_Problem requirements_.
Tally the lines in the material below that hold the string "description" and report the tally alone.
(Supplied records Opens)
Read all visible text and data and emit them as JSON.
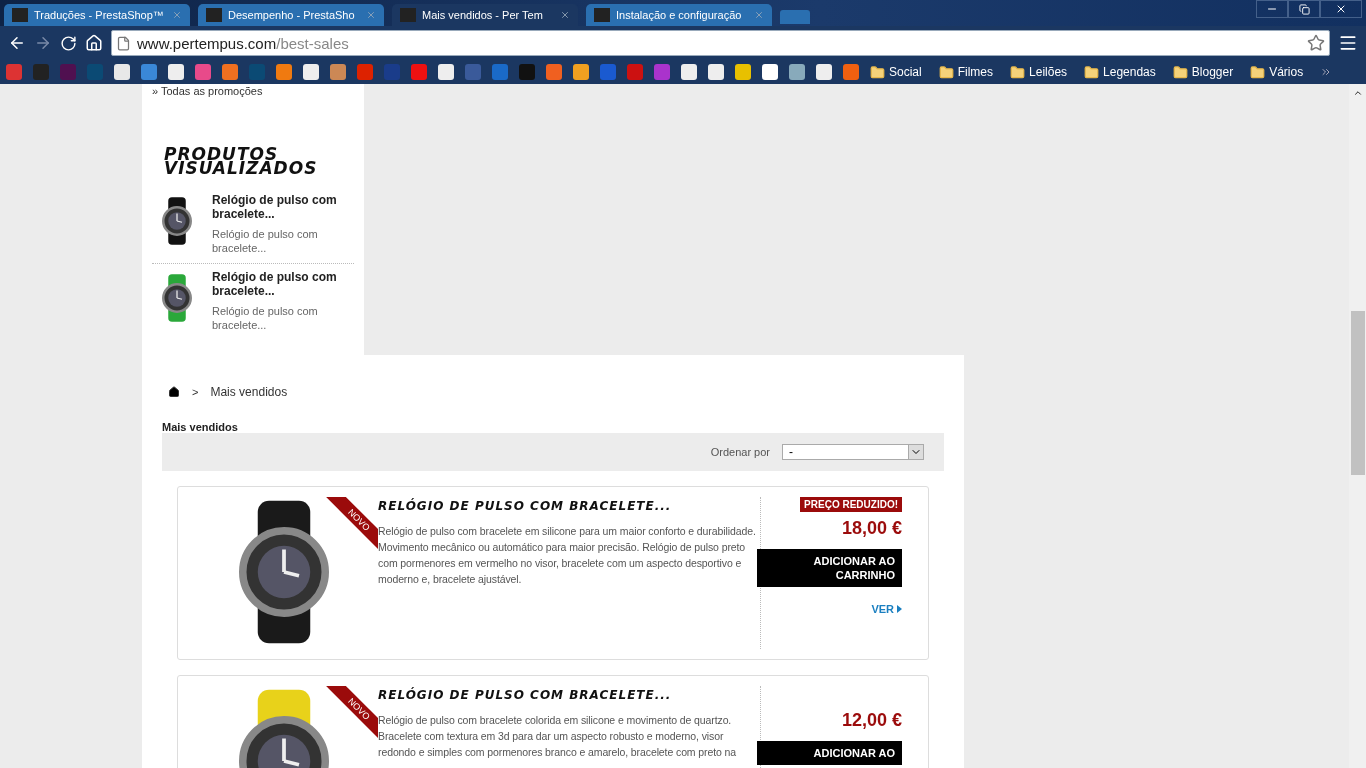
{
  "tabs": [
    {
      "title": "Traduções - PrestaShop™",
      "selected": false
    },
    {
      "title": "Desempenho - PrestaSho",
      "selected": false
    },
    {
      "title": "Mais vendidos - Per Tem",
      "selected": true
    },
    {
      "title": "Instalação e configuração",
      "selected": false
    }
  ],
  "address": {
    "host": "www.pertempus.com",
    "path": "/best-sales"
  },
  "bookmark_folders": [
    "Social",
    "Filmes",
    "Leilões",
    "Legendas",
    "Blogger",
    "Vários"
  ],
  "sidebar": {
    "link": "» Todas as promoções",
    "heading": "PRODUTOS VISUALIZADOS",
    "items": [
      {
        "title": "Relógio de pulso com bracelete...",
        "description": "Relógio de pulso com bracelete..."
      },
      {
        "title": "Relógio de pulso com bracelete...",
        "description": "Relógio de pulso com bracelete..."
      }
    ]
  },
  "breadcrumb": {
    "separator": ">",
    "current": "Mais vendidos"
  },
  "heading": "Mais vendidos",
  "sort": {
    "label": "Ordenar por",
    "value": "-"
  },
  "products": [
    {
      "title": "RELÓGIO DE PULSO COM BRACELETE...",
      "ribbon": "NOVO",
      "description": "Relógio de pulso com bracelete em silicone para um maior conforto e durabilidade. Movimento mecânico ou automático para maior precisão. Relógio de pulso preto com pormenores em vermelho no visor, bracelete com um aspecto desportivo e moderno e, bracelete ajustável.",
      "reduced_label": "PREÇO REDUZIDO!",
      "price": "18,00 €",
      "cart": "ADICIONAR AO CARRINHO",
      "view": "VER"
    },
    {
      "title": "RELÓGIO DE PULSO COM BRACELETE...",
      "ribbon": "NOVO",
      "description": "Relógio de pulso com bracelete colorida em silicone e movimento de quartzo. Bracelete com textura em 3d para dar um aspecto robusto e moderno, visor redondo e simples com pormenores branco e amarelo, bracelete com preto na",
      "price": "12,00 €",
      "cart": "ADICIONAR AO"
    }
  ]
}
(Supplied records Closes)
_Response below_.
4